Check each line below for the word "Their", and copy those that have it.

##### TASK DATA

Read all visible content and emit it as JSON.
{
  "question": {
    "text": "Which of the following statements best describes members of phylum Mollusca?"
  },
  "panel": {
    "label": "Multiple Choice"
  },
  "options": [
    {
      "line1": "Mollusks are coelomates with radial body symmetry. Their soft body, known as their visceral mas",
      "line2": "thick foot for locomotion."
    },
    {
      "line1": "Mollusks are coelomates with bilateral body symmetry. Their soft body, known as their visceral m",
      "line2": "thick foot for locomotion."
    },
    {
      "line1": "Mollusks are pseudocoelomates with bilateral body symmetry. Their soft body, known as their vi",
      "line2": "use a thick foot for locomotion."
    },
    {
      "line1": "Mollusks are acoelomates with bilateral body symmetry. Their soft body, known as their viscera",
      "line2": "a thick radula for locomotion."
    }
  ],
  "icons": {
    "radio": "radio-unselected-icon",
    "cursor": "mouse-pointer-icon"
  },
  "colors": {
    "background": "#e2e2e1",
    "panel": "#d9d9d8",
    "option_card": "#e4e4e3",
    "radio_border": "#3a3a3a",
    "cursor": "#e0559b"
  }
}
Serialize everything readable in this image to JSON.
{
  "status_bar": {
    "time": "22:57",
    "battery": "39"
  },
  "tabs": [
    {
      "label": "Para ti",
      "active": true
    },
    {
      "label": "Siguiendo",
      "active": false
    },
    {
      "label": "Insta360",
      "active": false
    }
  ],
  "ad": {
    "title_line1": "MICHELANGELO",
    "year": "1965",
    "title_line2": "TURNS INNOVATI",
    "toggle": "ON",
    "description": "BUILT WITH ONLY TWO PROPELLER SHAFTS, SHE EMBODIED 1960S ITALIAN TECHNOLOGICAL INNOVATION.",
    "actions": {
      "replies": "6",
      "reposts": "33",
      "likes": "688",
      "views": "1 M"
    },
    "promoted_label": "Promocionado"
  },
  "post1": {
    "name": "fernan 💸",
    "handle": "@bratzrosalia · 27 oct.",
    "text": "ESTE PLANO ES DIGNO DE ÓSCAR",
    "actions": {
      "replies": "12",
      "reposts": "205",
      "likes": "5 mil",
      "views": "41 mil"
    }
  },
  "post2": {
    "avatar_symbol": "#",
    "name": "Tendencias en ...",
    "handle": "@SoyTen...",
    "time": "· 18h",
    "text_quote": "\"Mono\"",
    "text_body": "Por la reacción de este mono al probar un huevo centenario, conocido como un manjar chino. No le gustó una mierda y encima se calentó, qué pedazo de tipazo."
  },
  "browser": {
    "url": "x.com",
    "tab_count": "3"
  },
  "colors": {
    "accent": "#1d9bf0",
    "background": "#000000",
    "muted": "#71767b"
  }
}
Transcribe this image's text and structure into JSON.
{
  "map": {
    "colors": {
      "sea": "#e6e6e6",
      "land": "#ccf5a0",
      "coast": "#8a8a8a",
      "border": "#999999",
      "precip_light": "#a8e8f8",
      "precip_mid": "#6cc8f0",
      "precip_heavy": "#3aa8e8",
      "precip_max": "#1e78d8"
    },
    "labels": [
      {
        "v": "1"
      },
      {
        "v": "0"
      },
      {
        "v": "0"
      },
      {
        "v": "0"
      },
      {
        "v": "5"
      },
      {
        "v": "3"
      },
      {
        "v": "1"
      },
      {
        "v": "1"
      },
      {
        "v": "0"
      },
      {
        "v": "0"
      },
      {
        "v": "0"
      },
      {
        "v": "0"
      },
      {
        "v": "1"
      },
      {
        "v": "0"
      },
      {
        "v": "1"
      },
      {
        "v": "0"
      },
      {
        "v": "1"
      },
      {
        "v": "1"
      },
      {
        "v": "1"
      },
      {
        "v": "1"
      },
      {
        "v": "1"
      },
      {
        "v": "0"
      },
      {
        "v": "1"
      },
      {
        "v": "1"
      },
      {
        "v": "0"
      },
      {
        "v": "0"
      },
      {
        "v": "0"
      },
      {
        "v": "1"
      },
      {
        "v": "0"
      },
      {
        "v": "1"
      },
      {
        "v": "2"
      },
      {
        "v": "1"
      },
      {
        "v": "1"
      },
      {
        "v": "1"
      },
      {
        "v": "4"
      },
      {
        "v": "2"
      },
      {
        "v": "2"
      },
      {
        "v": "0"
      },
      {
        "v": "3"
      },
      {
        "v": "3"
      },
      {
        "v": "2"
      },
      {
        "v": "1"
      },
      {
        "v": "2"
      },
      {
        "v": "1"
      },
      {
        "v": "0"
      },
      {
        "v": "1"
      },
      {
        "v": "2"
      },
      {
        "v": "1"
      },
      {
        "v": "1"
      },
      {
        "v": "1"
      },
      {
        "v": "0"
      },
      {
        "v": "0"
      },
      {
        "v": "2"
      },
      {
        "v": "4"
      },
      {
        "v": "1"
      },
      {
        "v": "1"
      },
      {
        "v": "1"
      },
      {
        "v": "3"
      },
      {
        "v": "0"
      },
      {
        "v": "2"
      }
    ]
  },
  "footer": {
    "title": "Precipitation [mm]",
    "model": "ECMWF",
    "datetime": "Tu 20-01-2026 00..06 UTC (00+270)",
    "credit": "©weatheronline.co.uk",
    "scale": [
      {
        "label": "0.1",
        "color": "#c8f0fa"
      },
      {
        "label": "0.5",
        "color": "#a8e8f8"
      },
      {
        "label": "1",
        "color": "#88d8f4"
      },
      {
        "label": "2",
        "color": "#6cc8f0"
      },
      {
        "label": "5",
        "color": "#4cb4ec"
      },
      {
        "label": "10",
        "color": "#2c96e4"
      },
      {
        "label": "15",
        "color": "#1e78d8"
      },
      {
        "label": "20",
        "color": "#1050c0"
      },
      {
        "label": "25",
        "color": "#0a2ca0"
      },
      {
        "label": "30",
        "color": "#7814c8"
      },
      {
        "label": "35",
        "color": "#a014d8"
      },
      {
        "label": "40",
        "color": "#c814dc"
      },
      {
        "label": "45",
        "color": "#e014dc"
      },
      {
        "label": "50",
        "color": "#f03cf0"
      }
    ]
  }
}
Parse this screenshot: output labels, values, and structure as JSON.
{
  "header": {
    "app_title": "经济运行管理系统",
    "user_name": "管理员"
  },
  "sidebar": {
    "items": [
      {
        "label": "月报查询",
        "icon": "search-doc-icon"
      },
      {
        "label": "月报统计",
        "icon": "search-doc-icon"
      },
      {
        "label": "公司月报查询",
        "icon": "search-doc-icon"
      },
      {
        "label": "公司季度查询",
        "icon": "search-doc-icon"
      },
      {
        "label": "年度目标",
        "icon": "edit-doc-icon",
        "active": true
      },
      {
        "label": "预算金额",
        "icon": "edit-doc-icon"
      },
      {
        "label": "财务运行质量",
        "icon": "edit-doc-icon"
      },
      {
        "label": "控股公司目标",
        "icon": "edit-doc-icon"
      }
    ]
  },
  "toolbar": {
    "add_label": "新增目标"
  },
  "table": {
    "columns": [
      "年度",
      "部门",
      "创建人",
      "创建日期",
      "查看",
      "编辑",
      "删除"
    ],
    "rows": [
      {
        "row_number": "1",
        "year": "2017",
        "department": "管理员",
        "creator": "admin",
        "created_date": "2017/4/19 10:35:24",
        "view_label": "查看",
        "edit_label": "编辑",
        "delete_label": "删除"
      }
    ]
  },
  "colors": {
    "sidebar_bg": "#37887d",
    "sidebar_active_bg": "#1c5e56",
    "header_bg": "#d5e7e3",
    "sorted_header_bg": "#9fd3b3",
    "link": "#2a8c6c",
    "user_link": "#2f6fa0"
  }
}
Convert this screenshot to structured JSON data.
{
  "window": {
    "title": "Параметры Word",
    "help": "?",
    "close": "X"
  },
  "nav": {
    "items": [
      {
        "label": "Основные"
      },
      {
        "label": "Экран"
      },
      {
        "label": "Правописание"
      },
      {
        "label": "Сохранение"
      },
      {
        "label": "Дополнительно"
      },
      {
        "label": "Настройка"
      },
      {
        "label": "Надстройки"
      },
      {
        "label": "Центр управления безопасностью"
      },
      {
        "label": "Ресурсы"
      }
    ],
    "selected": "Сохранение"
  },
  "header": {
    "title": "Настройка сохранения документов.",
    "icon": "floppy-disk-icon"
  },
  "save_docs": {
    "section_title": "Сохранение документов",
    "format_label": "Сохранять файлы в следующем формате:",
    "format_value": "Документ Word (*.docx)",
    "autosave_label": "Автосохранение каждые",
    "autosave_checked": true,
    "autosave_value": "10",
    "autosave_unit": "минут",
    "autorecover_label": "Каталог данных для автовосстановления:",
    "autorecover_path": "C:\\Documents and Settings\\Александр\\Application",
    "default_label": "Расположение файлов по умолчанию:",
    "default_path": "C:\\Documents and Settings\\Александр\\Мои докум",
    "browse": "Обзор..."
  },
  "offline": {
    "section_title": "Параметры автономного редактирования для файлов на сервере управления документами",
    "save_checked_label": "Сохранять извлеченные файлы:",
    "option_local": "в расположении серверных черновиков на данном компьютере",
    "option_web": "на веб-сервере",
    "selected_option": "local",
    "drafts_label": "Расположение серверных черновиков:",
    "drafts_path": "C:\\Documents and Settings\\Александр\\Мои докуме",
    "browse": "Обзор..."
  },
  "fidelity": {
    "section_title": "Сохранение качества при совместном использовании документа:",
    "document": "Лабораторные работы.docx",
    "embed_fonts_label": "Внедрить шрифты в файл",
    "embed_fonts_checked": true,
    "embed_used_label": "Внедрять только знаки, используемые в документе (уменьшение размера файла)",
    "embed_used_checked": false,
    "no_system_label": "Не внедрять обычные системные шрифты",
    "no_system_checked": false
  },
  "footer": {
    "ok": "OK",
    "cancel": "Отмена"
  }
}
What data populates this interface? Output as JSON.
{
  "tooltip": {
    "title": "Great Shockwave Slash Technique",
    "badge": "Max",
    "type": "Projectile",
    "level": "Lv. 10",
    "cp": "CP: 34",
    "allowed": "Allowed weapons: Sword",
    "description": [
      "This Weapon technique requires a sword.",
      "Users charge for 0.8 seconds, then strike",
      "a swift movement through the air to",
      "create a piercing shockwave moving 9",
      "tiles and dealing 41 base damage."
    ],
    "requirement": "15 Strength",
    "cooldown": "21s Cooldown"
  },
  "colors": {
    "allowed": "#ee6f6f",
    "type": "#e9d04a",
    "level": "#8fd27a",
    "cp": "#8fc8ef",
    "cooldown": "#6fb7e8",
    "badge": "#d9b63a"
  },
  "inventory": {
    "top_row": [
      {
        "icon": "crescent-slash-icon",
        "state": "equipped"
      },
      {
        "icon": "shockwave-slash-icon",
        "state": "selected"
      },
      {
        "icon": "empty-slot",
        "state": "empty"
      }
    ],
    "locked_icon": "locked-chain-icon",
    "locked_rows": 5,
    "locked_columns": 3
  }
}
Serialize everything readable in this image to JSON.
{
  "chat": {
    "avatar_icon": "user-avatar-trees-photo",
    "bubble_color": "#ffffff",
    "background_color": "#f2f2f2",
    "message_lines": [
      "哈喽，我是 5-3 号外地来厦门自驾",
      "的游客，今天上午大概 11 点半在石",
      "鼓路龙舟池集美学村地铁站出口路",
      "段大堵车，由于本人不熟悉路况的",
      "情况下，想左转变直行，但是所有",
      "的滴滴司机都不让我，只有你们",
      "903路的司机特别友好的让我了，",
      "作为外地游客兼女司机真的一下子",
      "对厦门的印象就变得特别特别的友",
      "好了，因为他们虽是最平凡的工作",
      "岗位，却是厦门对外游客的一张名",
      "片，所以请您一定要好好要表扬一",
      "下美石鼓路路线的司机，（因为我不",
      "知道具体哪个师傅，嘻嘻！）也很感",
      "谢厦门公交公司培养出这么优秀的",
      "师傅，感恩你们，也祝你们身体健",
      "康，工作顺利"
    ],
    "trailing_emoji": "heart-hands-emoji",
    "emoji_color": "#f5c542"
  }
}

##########

● ANSWER TO THIS PROBLEM
      "line1": "Mollusks are coelomates with radial body symmetry. Their soft body, known as their visceral mas",
      "line1": "Mollusks are coelomates with bilateral body symmetry. Their soft body, known as their visceral m",
      "line1": "Mollusks are pseudocoelomates with bilateral body symmetry. Their soft body, known as their vi",
      "line1": "Mollusks are acoelomates with bilateral body symmetry. Their soft body, known as their viscera",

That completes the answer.